Even if the Packers were thinking about trading Walker or Jackson, they will have to wait until after the start of training camp. It is always possible that both players, who are threatening to hold out, will come to their senses and report in time to training camp. But all signs point to both holding out indefinitely.
Both players want the team to renegotiate their contracts because they feel they are underpaid. Jackson wants a contract similar to the three-year, $13 million deal Pat Williams signed with Minnesota in free agency this off-season. He also is pointing to the deal that Ted Washington got with Oakland (four years, $14 million) and Buffalo's Sam Adams (four years, $10.25 million). Of course, Jackson is not as talented nor as durable as either of the three players who received big deals.

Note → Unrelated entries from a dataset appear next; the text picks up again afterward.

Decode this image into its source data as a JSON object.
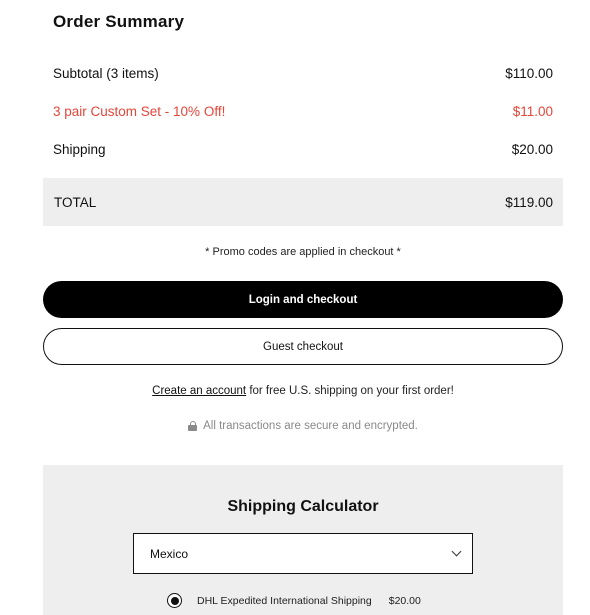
{
  "summary": {
    "title": "Order Summary",
    "subtotal_label": "Subtotal (3 items)",
    "subtotal_value": "$110.00",
    "discount_label": "3 pair Custom Set - 10% Off!",
    "discount_value": "$11.00",
    "shipping_label": "Shipping",
    "shipping_value": "$20.00",
    "total_label": "TOTAL",
    "total_value": "$119.00",
    "promo_note": "* Promo codes are applied in checkout *"
  },
  "actions": {
    "login_checkout": "Login and checkout",
    "guest_checkout": "Guest checkout",
    "create_account_link": "Create an account",
    "create_account_rest": " for free U.S. shipping on your first order!",
    "secure_note": "All transactions are secure and encrypted."
  },
  "calculator": {
    "title": "Shipping Calculator",
    "country_selected": "Mexico",
    "option_label": "DHL Expedited International Shipping",
    "option_price": "$20.00",
    "option_selected": true
  },
  "colors": {
    "discount": "#e5463a",
    "panel": "#eeeeee",
    "primary_button": "#000000"
  }
}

Walker wants to be paid like one of the top receivers in the league. His agent, Drew Rosenhaus, submitted a proposal to the Packers that is more than the eight-year, $75 million deal that Randy Moss got from the Vikings in 2001. Walker has two seasons remaining on his contract, and Jackson has one. Neither of the two have much leverage, except to sit out out of training camp and possibly the entire season.

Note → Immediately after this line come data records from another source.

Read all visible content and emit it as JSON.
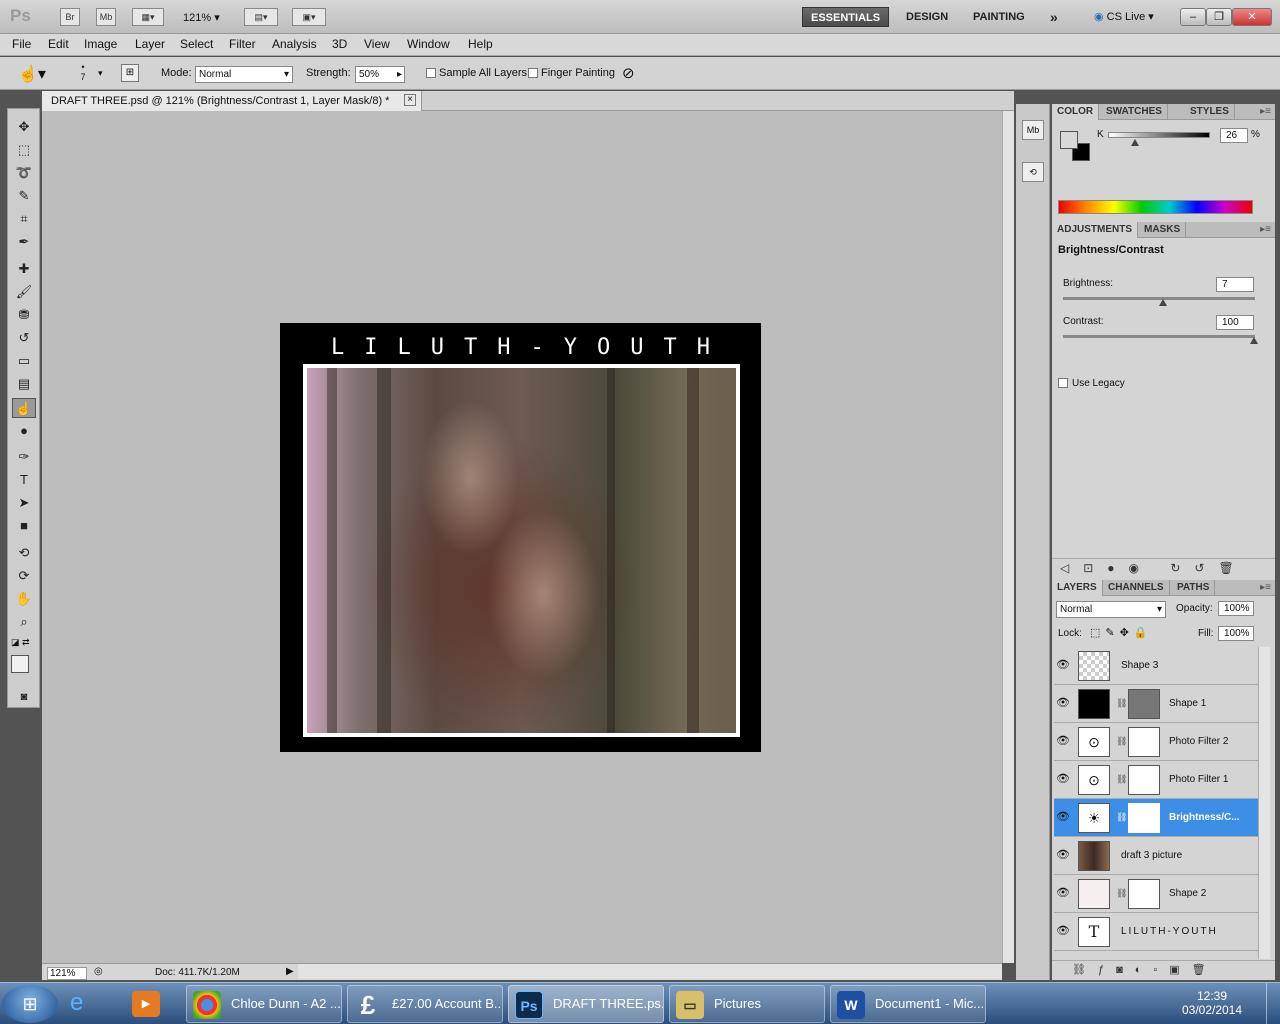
{
  "app": {
    "logo": "Ps",
    "bridge": "Br",
    "minibridge": "Mb",
    "zoom": "121%",
    "workspaces": [
      "ESSENTIALS",
      "DESIGN",
      "PAINTING"
    ],
    "more": "»",
    "cslive": "CS Live"
  },
  "menu": [
    "File",
    "Edit",
    "Image",
    "Layer",
    "Select",
    "Filter",
    "Analysis",
    "3D",
    "View",
    "Window",
    "Help"
  ],
  "options": {
    "brush_size": "7",
    "mode_label": "Mode:",
    "mode": "Normal",
    "strength_label": "Strength:",
    "strength": "50%",
    "sample_all": "Sample All Layers",
    "finger_painting": "Finger Painting"
  },
  "document": {
    "tab": "DRAFT THREE.psd @ 121% (Brightness/Contrast 1, Layer Mask/8) *",
    "close": "×",
    "artwork_title": "LILUTH-YOUTH"
  },
  "status": {
    "zoom": "121%",
    "doc": "Doc: 411.7K/1.20M"
  },
  "color_panel": {
    "tabs": [
      "COLOR",
      "SWATCHES",
      "STYLES"
    ],
    "channel": "K",
    "value": "26",
    "unit": "%",
    "level": 0.26
  },
  "adjustments": {
    "tabs": [
      "ADJUSTMENTS",
      "MASKS"
    ],
    "title": "Brightness/Contrast",
    "brightness_label": "Brightness:",
    "brightness": "7",
    "contrast_label": "Contrast:",
    "contrast": "100",
    "legacy": "Use Legacy"
  },
  "layers_panel": {
    "tabs": [
      "LAYERS",
      "CHANNELS",
      "PATHS"
    ],
    "blend": "Normal",
    "opacity_label": "Opacity:",
    "opacity": "100%",
    "lock_label": "Lock:",
    "fill_label": "Fill:",
    "fill": "100%",
    "layers": [
      {
        "name": "Shape 3"
      },
      {
        "name": "Shape 1"
      },
      {
        "name": "Photo Filter 2"
      },
      {
        "name": "Photo Filter 1"
      },
      {
        "name": "Brightness/C..."
      },
      {
        "name": "draft 3 picture"
      },
      {
        "name": "Shape 2"
      },
      {
        "name": "LILUTH-YOUTH"
      }
    ]
  },
  "taskbar": {
    "items": [
      "Chloe Dunn - A2 ...",
      "£27.00 Account B...",
      "DRAFT THREE.ps...",
      "Pictures",
      "Document1 - Mic..."
    ],
    "time": "12:39",
    "date": "03/02/2014"
  }
}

Both players have said publicly that they want to remain in Green Bay and help the Packers win, but that is getting more hollow each day.
"I don't want to be traded. I want to be in Green Bay," Jackson said. "I like it there. But they're telling me they won't redo a contract and they want me to wait until the end of the season. It's like they don't have any faith in me. I don't get that."
The Packers can nip this epidemic of whining players who want more money in the bud by not trading them nor caving in to their demands. It appears that the Packers will be taking a hardball approach with them. If they don't, other players surely will follow, just like they have lined up behind McKenzie.
The Packers would be lucky to get a fourth- or fifth-round draft pick for Jackson. They might get a second-round pick for Walker, like they did with McKenzie, but receivers are simply not a hot commodity among the various positions in the NFL. Walker has potential to be a star receiver in the NFL, but he has only had one good season.
Put any trade talk regarding the two players to rest because it won't happen.
Note: Todd Korth is managing editor of PackerReport.com and Packer Report. E-mail him at firstname.lastname@example.org.